Letter from Herbert Welsh to his Half-Sister Anna Maria Welsh Smith, July l9, 1867

The letter below was written by Herbert Welsh to his half-sister, Anna Maria Welsh Smith, who had married J. Somers Smith in November 1863. Their son, J. Somers Smith, Jr., referred to as “Somers” in this letter, was born on 26 May 1866, so he was about one year old at the time this letter was written. Three others mentioned in the letter undoubtedly were Herbert’s full sisters, Elizabeth, known as “Lillie” (1840-1930); Alice (1848-1925); and Ellen (1850-1934). The letter was written from Cataract House, Niagara Falls, New York, evidently a resort where several members of the John Welsh family were staying on vacation. Herbert was fifteen years old when he wrote this letter. The text of the letter follows, with Herbert’s spelling uncorrected:

July 19th, 1867

My dear Sister

                I recieved your most welcome letter this morning, before I was up out of bed. And I am very much obliged to you for being so kind as to write to me so soon.

We spent most of the morning on Goat’s Island. The falls looked splendidly, and there was a most beautiful rain-bow. I enjoyed just before dinner a splendid currentbath. I do not think that the town itself is an interesting one, consisting principally of fun & Indian curiosity stores. This afternoon we are going over to the English side.

Miss Eliza Murphy is staying here now, and took dinner with us today. Ellen appears very glad to see her. I miss Mr. Patterson and his family very much. They left here yesterday afternoon for Toronto, on their way from Montreal and other places through the Canadas. Both the Miss Pattersons are very good looking, and so is the young man. I think Alice & Ellen think so too.

How is Somers getting along, I will be so glad to see him and all of you again. It would have given me much pleasure to see you endeavoring to capture the Canary bird. I am glad that you succeeded in the same. Rev Mr Tiffany and Dr Butler stayed here for about a day. I wrote to Dr Morton the other day, apologizing for not having sent back the drawing board he lent me. I hope Charles heeded the warning that you gave. Tell him I am glad to hear Shirley is looking so well, and not to let her get too fat. How is little Sam?

There was one thing in your letter, at which I felt very much hurt, almost insulted. You said that you would have written before, but you did not know that I cared to be written to. Now this is very strange language to use to me, because I supposed that all at home understood that I particularly wished to hear, as often as any body desired to write. Now, so please write as often as you possibly can, for I always am exceedingly glad to hear from you.

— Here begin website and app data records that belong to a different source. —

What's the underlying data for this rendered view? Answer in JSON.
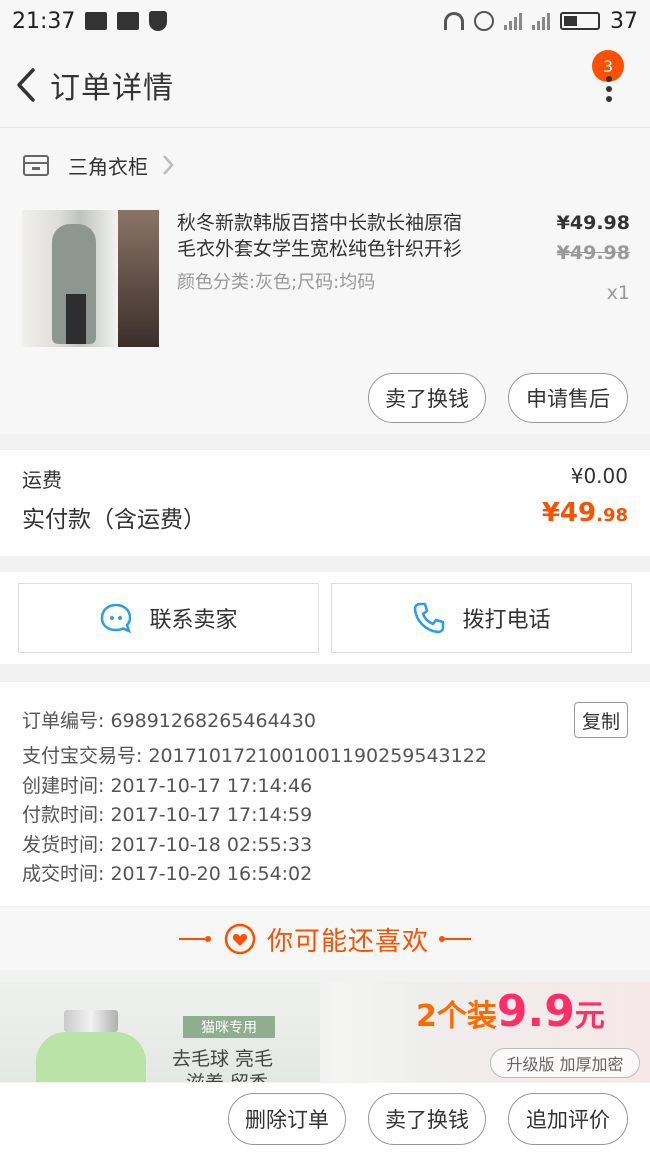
{
  "status_bar": {
    "time": "21:37",
    "battery": "37"
  },
  "nav": {
    "title": "订单详情",
    "badge": "3"
  },
  "shop": {
    "name": "三角衣柜"
  },
  "item": {
    "title_line1": "秋冬新款韩版百搭中长款长袖原宿",
    "title_line2": "毛衣外套女学生宽松纯色针织开衫",
    "spec": "颜色分类:灰色;尺码:均码",
    "price": "¥49.98",
    "original_price": "¥49.98",
    "quantity": "x1"
  },
  "item_actions": {
    "exchange": "卖了换钱",
    "after_sale": "申请售后"
  },
  "fees": {
    "shipping_label": "运费",
    "shipping_value": "¥0.00",
    "paid_label": "实付款（含运费）",
    "paid_big": "¥49",
    "paid_small": ".98"
  },
  "contact": {
    "seller": "联系卖家",
    "phone": "拨打电话"
  },
  "order_info": {
    "order_no": "订单编号: 69891268265464430",
    "copy": "复制",
    "alipay_no": "支付宝交易号: 2017101721001001190259543122",
    "created": "创建时间: 2017-10-17 17:14:46",
    "paid": "付款时间: 2017-10-17 17:14:59",
    "shipped": "发货时间: 2017-10-18 02:55:33",
    "completed": "成交时间: 2017-10-20 16:54:02"
  },
  "recommend": {
    "title": "你可能还喜欢",
    "left": {
      "tag": "猫咪专用",
      "line1": "去毛球 亮毛",
      "line2": "滋养 留香"
    },
    "right": {
      "promo_prefix": "2个装",
      "promo_num": "9.9",
      "promo_unit": "元",
      "sub": "升级版 加厚加密"
    }
  },
  "bottom_actions": {
    "delete": "删除订单",
    "exchange": "卖了换钱",
    "review": "追加评价"
  },
  "colors": {
    "accent": "#ff5000",
    "promo_pink": "#ff2e6a"
  }
}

When I look at these magnificent Rapids and think of the fearful force they possess, I wonder that Mr Henry Chancelor, wishing to put and end to his mortal existence, did not select this awful place as the means, what a sensation  would it have produced, how it would have sounded in the daily papers! I think I should have selected that small suspension bridge over the Rapids as the best spot! I have have been much better at Niagara than any other place, but I do wish most heartily to get home again soon.

I am sorry that I have had no more interesting news to give you than these little items. But I put every thing in sister Lillie’s letter that I could think of. I have seen no young lady that could equal Miss W. in point of beauty, although the Miss Pattersons are both very pretty and agreeable. Miss Eliza Murphy looks as much like a “Pole” as ever. How would you like father to bye Goat’s Island? I have some pretty “specimens” from the Table-rock, which is being blasted. Man’s wickedness is very great, in this part of the country, he is continually blasting rocks, and what is worse, daming rivers. (To make that joke worse, it is not original.)

But now my dear sister I must bid you good bye as we are going out riding. Please give my love to Mr Smith, Somers and all the others. Please write soon and a good long letter like the last. I remain your most affectionate and loving brother

                                                                                                Herbert Welsh

P.S. E.P. Miller’s Uncle is staying here with his wife.  H.W.